All lines holding the string "frac" should be copied from the data below.

Excerpts from an interface dataset:
━━━━

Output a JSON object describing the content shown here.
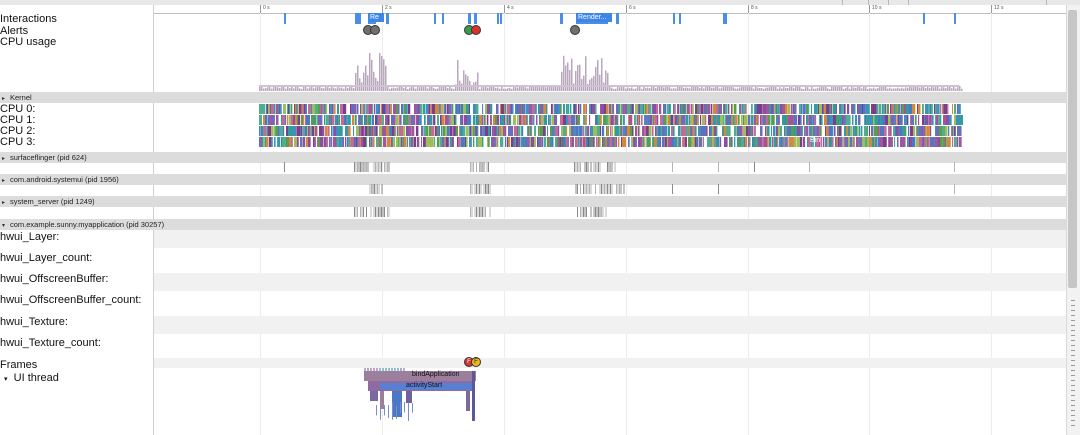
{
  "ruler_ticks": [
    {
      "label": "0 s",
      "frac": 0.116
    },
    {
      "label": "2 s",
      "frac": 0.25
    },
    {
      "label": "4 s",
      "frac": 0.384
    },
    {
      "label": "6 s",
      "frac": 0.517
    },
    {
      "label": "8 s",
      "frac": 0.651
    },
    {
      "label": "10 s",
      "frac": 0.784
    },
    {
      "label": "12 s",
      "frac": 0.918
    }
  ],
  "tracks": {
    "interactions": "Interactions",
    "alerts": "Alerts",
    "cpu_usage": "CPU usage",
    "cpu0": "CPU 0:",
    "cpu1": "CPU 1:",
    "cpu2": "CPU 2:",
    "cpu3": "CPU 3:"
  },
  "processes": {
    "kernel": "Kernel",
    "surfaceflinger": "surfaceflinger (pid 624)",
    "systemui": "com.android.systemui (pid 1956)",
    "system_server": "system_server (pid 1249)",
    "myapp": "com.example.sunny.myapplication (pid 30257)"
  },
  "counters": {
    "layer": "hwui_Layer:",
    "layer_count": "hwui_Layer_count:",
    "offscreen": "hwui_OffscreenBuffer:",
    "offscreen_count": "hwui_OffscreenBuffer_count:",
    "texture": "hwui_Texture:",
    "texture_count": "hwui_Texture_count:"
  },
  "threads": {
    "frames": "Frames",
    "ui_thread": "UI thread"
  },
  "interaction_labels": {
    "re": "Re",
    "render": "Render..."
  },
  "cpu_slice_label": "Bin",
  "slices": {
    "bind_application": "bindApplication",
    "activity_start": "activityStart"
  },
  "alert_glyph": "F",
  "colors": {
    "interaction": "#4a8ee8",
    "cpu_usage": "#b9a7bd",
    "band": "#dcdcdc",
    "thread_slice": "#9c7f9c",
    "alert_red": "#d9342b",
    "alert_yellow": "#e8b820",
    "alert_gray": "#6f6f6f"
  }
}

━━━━

* **Exercise response**:
      "frac": 0.116
      "frac": 0.25
      "frac": 0.384
      "frac": 0.517
      "frac": 0.651
      "frac": 0.784
      "frac": 0.918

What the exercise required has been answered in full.